Meantime, UT Southwestern President Dr. Dan Podolsky was reflecting on the Sweetheart Ball’s importance to his institution. “It’s a huge engine for support of our cardiology research and clinical programs,” Dan said. Over the years, he added, the “one-of-a-kind” event has raised at least $37 million for UT Southwestern, “allowing us to recruit and retain [outstanding] cardiology researchers and clinicians.”
Just past 8 p.m., grass-covered doors surrounded by white flowers and greenery opened at the top of the Oak Room stairs, leading to a promenade that appeared to be a glorious bouquet of even more white flowers and greenery. Guests strolled through the hallway lined with a dozen alcoves, where violinists were playing in front of still more pasture scenes.
At the end of their serenaded walk, open-mouthed guests like Mary Catherine and Don Huffines — the smiling former state senator was capturing the scene on his cellphone — found themselves dazzled by the lengthy Chairman’s Table, which was glowing with gold and crystal stemware, gold and white dinnerware, and small crowns designating the guests’ places. Overhead, three chandeliers were suspended among a drapery of wisteria and more greenery.
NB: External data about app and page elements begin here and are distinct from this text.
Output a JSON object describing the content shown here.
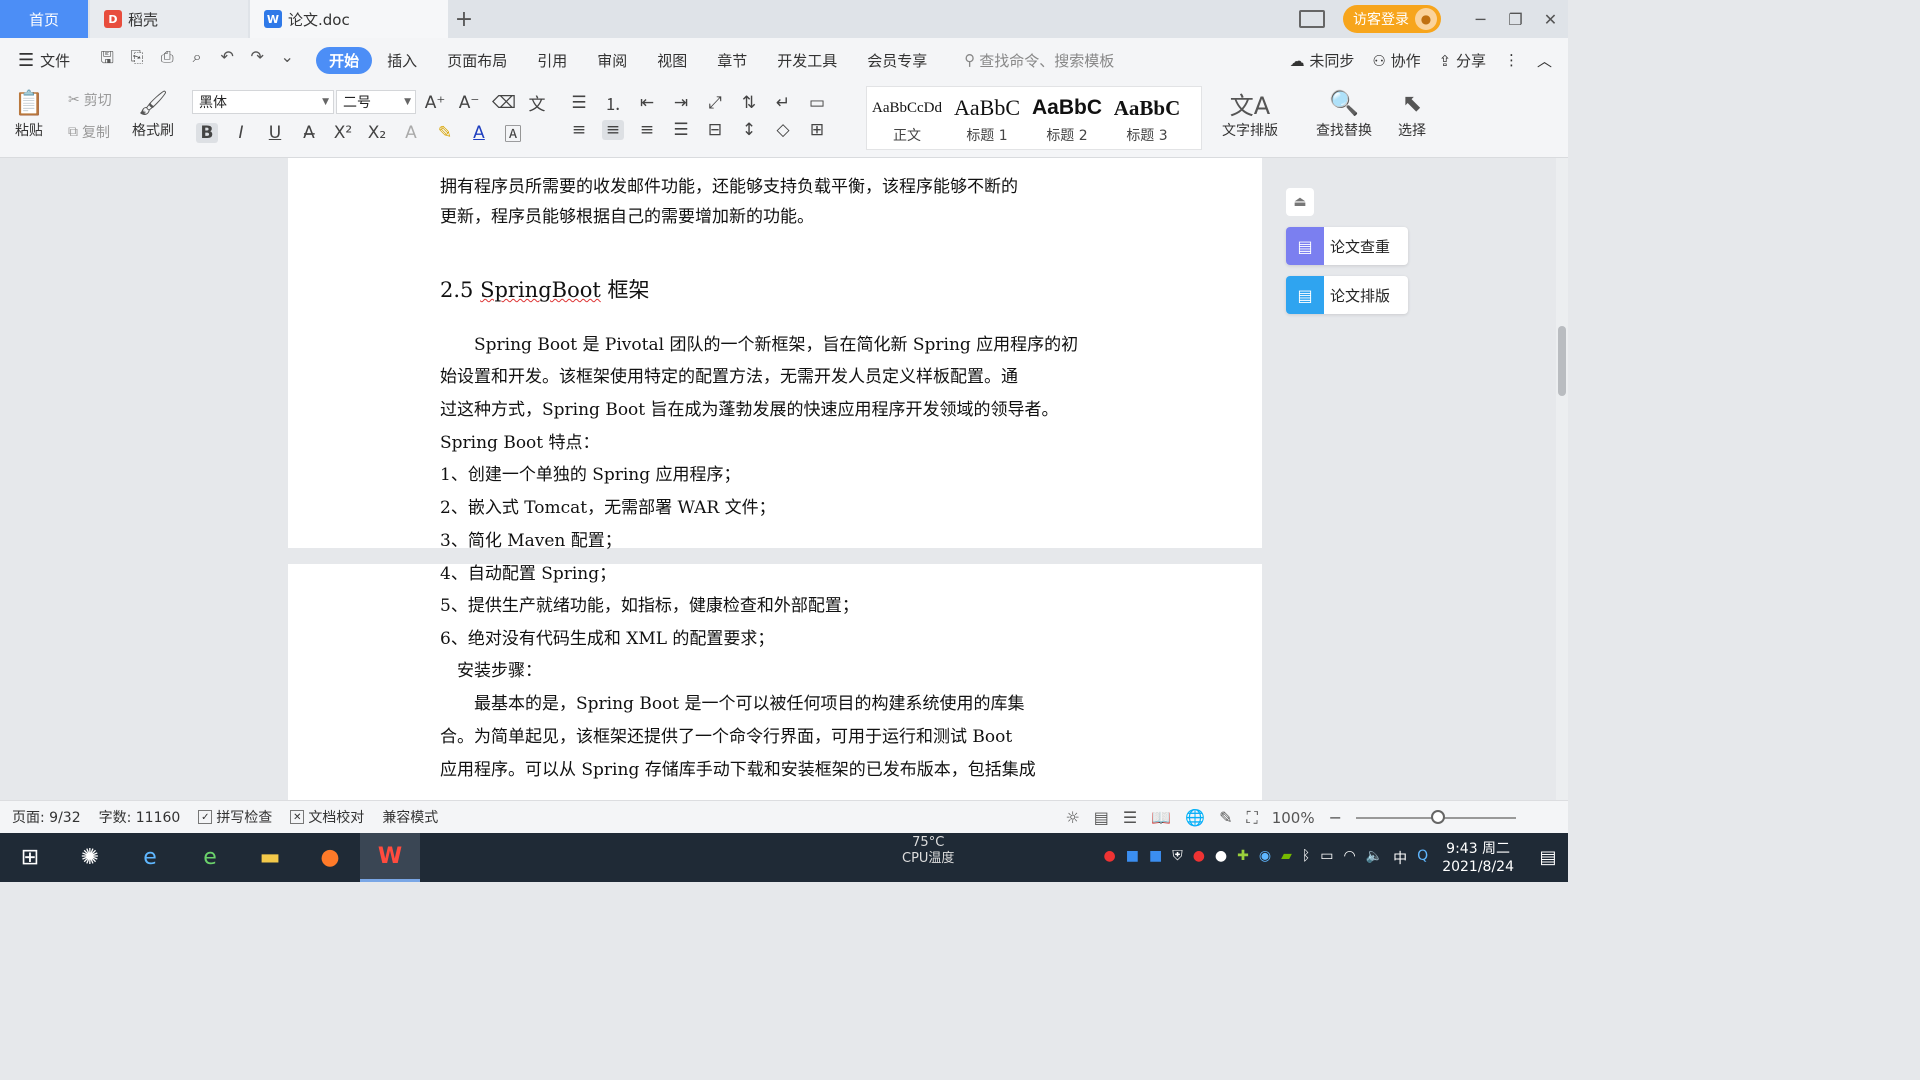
{
  "tabs": {
    "home": "首页",
    "daoke": "稻壳",
    "doc": "论文.doc",
    "login": "访客登录"
  },
  "menu": {
    "file": "文件",
    "items": [
      "开始",
      "插入",
      "页面布局",
      "引用",
      "审阅",
      "视图",
      "章节",
      "开发工具",
      "会员专享"
    ],
    "search_placeholder": "查找命令、搜索模板",
    "sync": "未同步",
    "collab": "协作",
    "share": "分享"
  },
  "ribbon": {
    "paste": "粘贴",
    "cut": "剪切",
    "copy": "复制",
    "format_painter": "格式刷",
    "font_name": "黑体",
    "font_size": "二号",
    "styles": [
      {
        "sample": "AaBbCcDd",
        "name": "正文"
      },
      {
        "sample": "AaBbC",
        "name": "标题 1"
      },
      {
        "sample": "AaBbC",
        "name": "标题 2"
      },
      {
        "sample": "AaBbC",
        "name": "标题 3"
      }
    ],
    "text_layout": "文字排版",
    "find_replace": "查找替换",
    "select": "选择"
  },
  "document": {
    "lines_top": [
      "拥有程序员所需要的收发邮件功能，还能够支持负载平衡，该程序能够不断的",
      "更新，程序员能够根据自己的需要增加新的功能。"
    ],
    "heading_num": "2.5",
    "heading_sb": "SpringBoot",
    "heading_rest": "框架",
    "body_lines": [
      "　　Spring Boot 是 Pivotal 团队的一个新框架，旨在简化新 Spring 应用程序的初",
      "始设置和开发。该框架使用特定的配置方法，无需开发人员定义样板配置。通",
      "过这种方式，Spring Boot 旨在成为蓬勃发展的快速应用程序开发领域的领导者。",
      "Spring Boot 特点：",
      "1、创建一个单独的 Spring 应用程序；",
      "2、嵌入式 Tomcat，无需部署 WAR 文件；",
      "3、简化 Maven 配置；"
    ],
    "page2_lines": [
      "4、自动配置 Spring；",
      "5、提供生产就绪功能，如指标，健康检查和外部配置；",
      "6、绝对没有代码生成和 XML 的配置要求；",
      "　安装步骤：",
      "　　最基本的是，Spring Boot 是一个可以被任何项目的构建系统使用的库集",
      "合。为简单起见，该框架还提供了一个命令行界面，可用于运行和测试 Boot",
      "应用程序。可以从 Spring 存储库手动下载和安装框架的已发布版本，包括集成"
    ]
  },
  "side_panel": {
    "check": "论文查重",
    "layout": "论文排版"
  },
  "status": {
    "page": "页面: 9/32",
    "words": "字数: 11160",
    "spell": "拼写检查",
    "proof": "文档校对",
    "compat": "兼容模式",
    "zoom": "100%"
  },
  "taskbar": {
    "cpu_temp": "75°C",
    "cpu_label": "CPU温度",
    "ime": "中",
    "time": "9:43 周二",
    "date": "2021/8/24"
  },
  "colors": {
    "accent": "#4c8ef6",
    "login": "#f7a51c",
    "side_check": "#7b7ff0",
    "side_layout": "#2fa4f0"
  }
}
Against the wall, with its magnificent mirrors and Sweetheart Ball wallpaper, was a stunning, Baroque-period French buffet console from the Troutts’ Dallas residence.
Nothing was left unnoticed. To accommodate the beading on Lisa’s gown, for instance, the back of her chair had been covered.
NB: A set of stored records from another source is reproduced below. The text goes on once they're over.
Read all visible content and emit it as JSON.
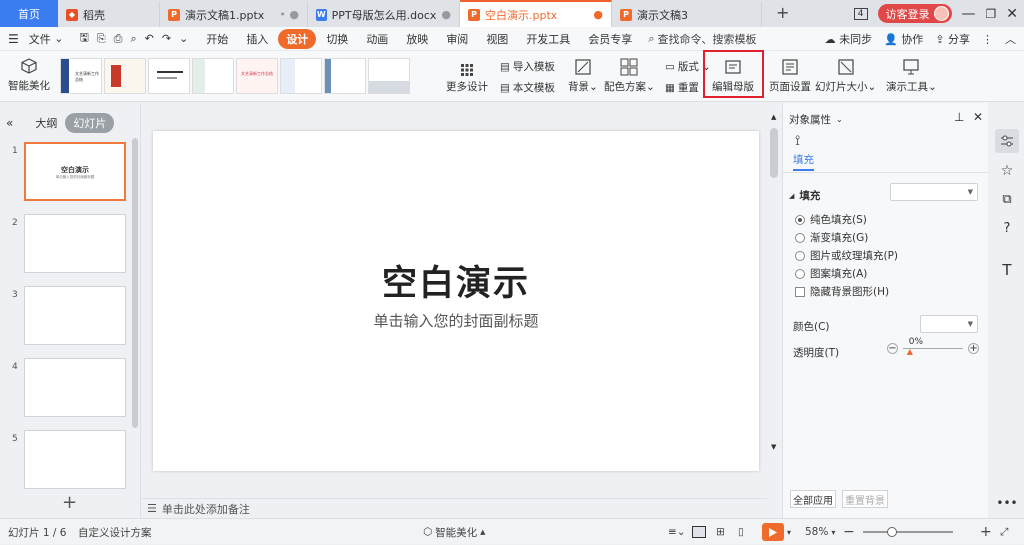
{
  "title_bar": {
    "home": "首页",
    "tabs": [
      {
        "title": "稻壳",
        "color": "#e8502a",
        "active": false
      },
      {
        "title": "演示文稿1.pptx",
        "color": "#f06a2c",
        "active": false
      },
      {
        "title": "PPT母版怎么用.docx",
        "color": "#3b7cf0",
        "active": false
      },
      {
        "title": "空白演示.pptx",
        "color": "#f06a2c",
        "active": true
      },
      {
        "title": "演示文稿3",
        "color": "#f06a2c",
        "active": false
      }
    ],
    "tab_count": "4",
    "login": "访客登录"
  },
  "menu": {
    "file": "文件",
    "items": [
      "开始",
      "插入",
      "设计",
      "切换",
      "动画",
      "放映",
      "审阅",
      "视图",
      "开发工具",
      "会员专享"
    ],
    "active": "设计",
    "search": "查找命令、搜索模板",
    "sync": "未同步",
    "collab": "协作",
    "share": "分享"
  },
  "ribbon": {
    "smart_beautify": "智能美化",
    "templates": [
      "文艺清新工作总结",
      "",
      "",
      "文艺清新工作总结",
      "",
      "",
      "",
      ""
    ],
    "more_design": "更多设计",
    "import_template": "导入模板",
    "text_template": "本文模板",
    "background": "背景",
    "color_scheme": "配色方案",
    "layout": "版式",
    "reset": "重置",
    "edit_master": "编辑母版",
    "page_setup": "页面设置",
    "slide_size": "幻灯片大小",
    "presentation_tools": "演示工具"
  },
  "left_panel": {
    "outline_tab": "大纲",
    "slides_tab": "幻灯片",
    "slides": [
      {
        "num": "1",
        "title": "空白演示",
        "subtitle": "单击输入您的封面副标题"
      },
      {
        "num": "2",
        "title": "",
        "subtitle": ""
      },
      {
        "num": "3",
        "title": "",
        "subtitle": ""
      },
      {
        "num": "4",
        "title": "",
        "subtitle": ""
      },
      {
        "num": "5",
        "title": "",
        "subtitle": ""
      }
    ]
  },
  "slide": {
    "title": "空白演示",
    "subtitle": "单击输入您的封面副标题",
    "notes_placeholder": "单击此处添加备注"
  },
  "properties": {
    "header": "对象属性",
    "tab": "填充",
    "section": "填充",
    "options": [
      "纯色填充(S)",
      "渐变填充(G)",
      "图片或纹理填充(P)",
      "图案填充(A)"
    ],
    "selected_option": 0,
    "hide_bg": "隐藏背景图形(H)",
    "color_label": "颜色(C)",
    "transparency_label": "透明度(T)",
    "transparency_value": "0%",
    "apply_all": "全部应用",
    "reset_bg": "重置背景"
  },
  "status": {
    "slide_pos": "幻灯片 1 / 6",
    "scheme": "自定义设计方案",
    "smart": "智能美化",
    "zoom": "58%"
  }
}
Adjacent to the room with the Chairman’s Table, attendees discovered that the Ballroom had been rearranged with still more violinists, a dance floor in front of the bandstand — Jordan Kahn‘s Manhattan orchestra would be entertaining — and 19 tables set for dinner. Each boasted a gorgeous white floral centerpiece that was surrounded by the gold and crystal stemware and the gold and white dinnerware, as well as place cards set in the tiny crowns.
As Lisa and most guests at the head table took their seats, handlers were seen giving each other a certain look. It seems that a handful of head-table guests was still standing about, chatting. Quietly, one of the handlers approached the group and advised them that the first course — caviar — was about to be served. As soon as the last seat was finally taken, the violinists in the hallway left their platforms to serenade the head table with a stirring version of Coldplay’s “Viva la Vida,” and one of Dallas’ most prestigious fundraisers was under way in earnest.